§ YOUR OBJECTIVE:
Please repeat the data exactly. Any picture in it stays out.

------------------------------

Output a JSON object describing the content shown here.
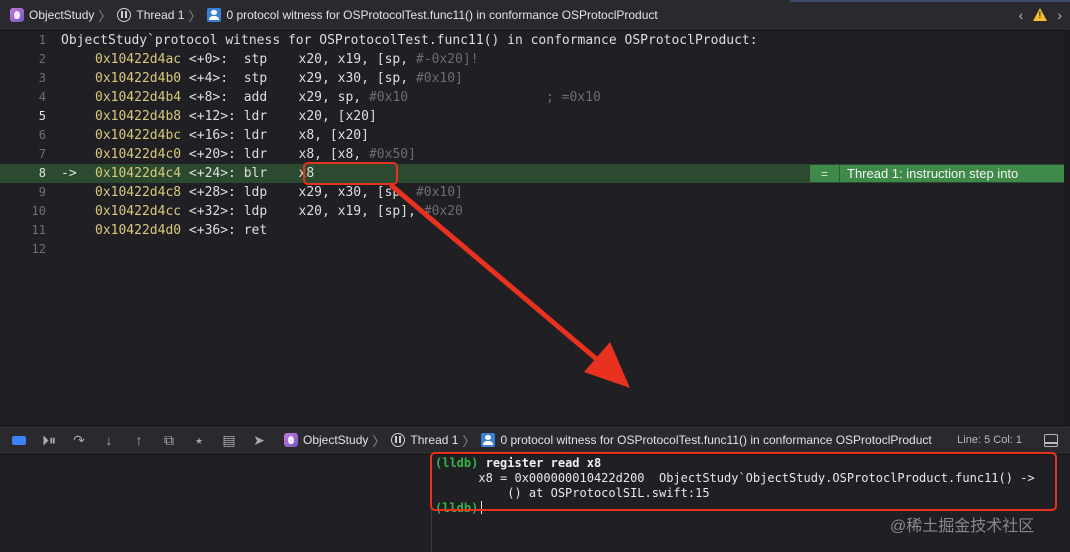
{
  "jumpbar": {
    "project": "ObjectStudy",
    "thread": "Thread 1",
    "frame": "0 protocol witness for OSProtocolTest.func11() in conformance OSProtoclProduct",
    "icons": [
      "app-icon",
      "thread-icon",
      "frame-icon",
      "chevron-left-icon",
      "chevron-right-icon",
      "warning-icon"
    ]
  },
  "editor": {
    "header_line": {
      "num": "1",
      "text": "ObjectStudy`protocol witness for OSProtocolTest.func11() in conformance OSProtoclProduct:"
    },
    "lines": [
      {
        "num": "2",
        "addr": "0x10422d4ac",
        "off": "<+0>: ",
        "op": "stp",
        "args": "x20, x19, [sp, ",
        "tail": "#-0x20]!",
        "comment": ""
      },
      {
        "num": "3",
        "addr": "0x10422d4b0",
        "off": "<+4>: ",
        "op": "stp",
        "args": "x29, x30, [sp, ",
        "tail": "#0x10]",
        "comment": ""
      },
      {
        "num": "4",
        "addr": "0x10422d4b4",
        "off": "<+8>: ",
        "op": "add",
        "args": "x29, sp, ",
        "tail": "#0x10",
        "comment": "; =0x10"
      },
      {
        "num": "5",
        "addr": "0x10422d4b8",
        "off": "<+12>:",
        "op": "ldr",
        "args": "x20, [x20]",
        "tail": "",
        "comment": ""
      },
      {
        "num": "6",
        "addr": "0x10422d4bc",
        "off": "<+16>:",
        "op": "ldr",
        "args": "x8, [x20]",
        "tail": "",
        "comment": ""
      },
      {
        "num": "7",
        "addr": "0x10422d4c0",
        "off": "<+20>:",
        "op": "ldr",
        "args": "x8, [x8, ",
        "tail": "#0x50]",
        "comment": ""
      },
      {
        "num": "8",
        "addr": "0x10422d4c4",
        "off": "<+24>:",
        "op": "blr",
        "args": "x8",
        "tail": "",
        "comment": ""
      },
      {
        "num": "9",
        "addr": "0x10422d4c8",
        "off": "<+28>:",
        "op": "ldp",
        "args": "x29, x30, [sp, ",
        "tail": "#0x10]",
        "comment": ""
      },
      {
        "num": "10",
        "addr": "0x10422d4cc",
        "off": "<+32>:",
        "op": "ldp",
        "args": "x20, x19, [sp], ",
        "tail": "#0x20",
        "comment": ""
      },
      {
        "num": "11",
        "addr": "0x10422d4d0",
        "off": "<+36>:",
        "op": "ret",
        "args": "",
        "tail": "",
        "comment": ""
      },
      {
        "num": "12",
        "addr": "",
        "off": "",
        "op": "",
        "args": "",
        "tail": "",
        "comment": ""
      }
    ],
    "current_marker": "->",
    "step_badge": "Thread 1: instruction step into",
    "step_badge_icon": "equals-icon"
  },
  "debugbar": {
    "icons": [
      "breakpoints-toggle-icon",
      "continue-icon",
      "step-over-icon",
      "step-into-icon",
      "step-out-icon",
      "debug-view-hierarchy-icon",
      "memory-graph-icon",
      "environment-overrides-icon",
      "simulate-location-icon"
    ],
    "project": "ObjectStudy",
    "thread": "Thread 1",
    "frame": "0 protocol witness for OSProtocolTest.func11() in conformance OSProtoclProduct",
    "position": "Line: 5  Col: 1"
  },
  "console": {
    "prompt": "(lldb)",
    "command": "register read x8",
    "output_line1": "x8 = 0x000000010422d200  ObjectStudy`ObjectStudy.OSProtoclProduct.func11() ->",
    "output_line2": "() at OSProtocolSIL.swift:15",
    "prompt2": "(lldb)"
  },
  "watermark": "@稀土掘金技术社区",
  "colors": {
    "accent_arrow": "#e8321f",
    "highlight_row": "#2b4a2f",
    "badge": "#3f8a4a",
    "address": "#d9c97c",
    "prompt": "#36b44a"
  }
}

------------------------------

§ ANSWER TO THE PROBLEM:
Output a JSON object describing the content shown here.
{
  "jumpbar": {
    "project": "ObjectStudy",
    "thread": "Thread 1",
    "frame": "0 protocol witness for OSProtocolTest.func11() in conformance OSProtoclProduct",
    "icons": [
      "app-icon",
      "thread-icon",
      "frame-icon",
      "chevron-left-icon",
      "chevron-right-icon",
      "warning-icon"
    ]
  },
  "editor": {
    "header_line": {
      "num": "1",
      "text": "ObjectStudy`protocol witness for OSProtocolTest.func11() in conformance OSProtoclProduct:"
    },
    "lines": [
      {
        "num": "2",
        "addr": "0x10422d4ac",
        "off": "<+0>: ",
        "op": "stp",
        "args": "x20, x19, [sp, ",
        "tail": "#-0x20]!",
        "comment": ""
      },
      {
        "num": "3",
        "addr": "0x10422d4b0",
        "off": "<+4>: ",
        "op": "stp",
        "args": "x29, x30, [sp, ",
        "tail": "#0x10]",
        "comment": ""
      },
      {
        "num": "4",
        "addr": "0x10422d4b4",
        "off": "<+8>: ",
        "op": "add",
        "args": "x29, sp, ",
        "tail": "#0x10",
        "comment": "; =0x10"
      },
      {
        "num": "5",
        "addr": "0x10422d4b8",
        "off": "<+12>:",
        "op": "ldr",
        "args": "x20, [x20]",
        "tail": "",
        "comment": ""
      },
      {
        "num": "6",
        "addr": "0x10422d4bc",
        "off": "<+16>:",
        "op": "ldr",
        "args": "x8, [x20]",
        "tail": "",
        "comment": ""
      },
      {
        "num": "7",
        "addr": "0x10422d4c0",
        "off": "<+20>:",
        "op": "ldr",
        "args": "x8, [x8, ",
        "tail": "#0x50]",
        "comment": ""
      },
      {
        "num": "8",
        "addr": "0x10422d4c4",
        "off": "<+24>:",
        "op": "blr",
        "args": "x8",
        "tail": "",
        "comment": ""
      },
      {
        "num": "9",
        "addr": "0x10422d4c8",
        "off": "<+28>:",
        "op": "ldp",
        "args": "x29, x30, [sp, ",
        "tail": "#0x10]",
        "comment": ""
      },
      {
        "num": "10",
        "addr": "0x10422d4cc",
        "off": "<+32>:",
        "op": "ldp",
        "args": "x20, x19, [sp], ",
        "tail": "#0x20",
        "comment": ""
      },
      {
        "num": "11",
        "addr": "0x10422d4d0",
        "off": "<+36>:",
        "op": "ret",
        "args": "",
        "tail": "",
        "comment": ""
      },
      {
        "num": "12",
        "addr": "",
        "off": "",
        "op": "",
        "args": "",
        "tail": "",
        "comment": ""
      }
    ],
    "current_marker": "->",
    "step_badge": "Thread 1: instruction step into",
    "step_badge_icon": "equals-icon"
  },
  "debugbar": {
    "icons": [
      "breakpoints-toggle-icon",
      "continue-icon",
      "step-over-icon",
      "step-into-icon",
      "step-out-icon",
      "debug-view-hierarchy-icon",
      "memory-graph-icon",
      "environment-overrides-icon",
      "simulate-location-icon"
    ],
    "project": "ObjectStudy",
    "thread": "Thread 1",
    "frame": "0 protocol witness for OSProtocolTest.func11() in conformance OSProtoclProduct",
    "position": "Line: 5  Col: 1"
  },
  "console": {
    "prompt": "(lldb)",
    "command": "register read x8",
    "output_line1": "x8 = 0x000000010422d200  ObjectStudy`ObjectStudy.OSProtoclProduct.func11() ->",
    "output_line2": "() at OSProtocolSIL.swift:15",
    "prompt2": "(lldb)"
  },
  "watermark": "@稀土掘金技术社区",
  "colors": {
    "accent_arrow": "#e8321f",
    "highlight_row": "#2b4a2f",
    "badge": "#3f8a4a",
    "address": "#d9c97c",
    "prompt": "#36b44a"
  }
}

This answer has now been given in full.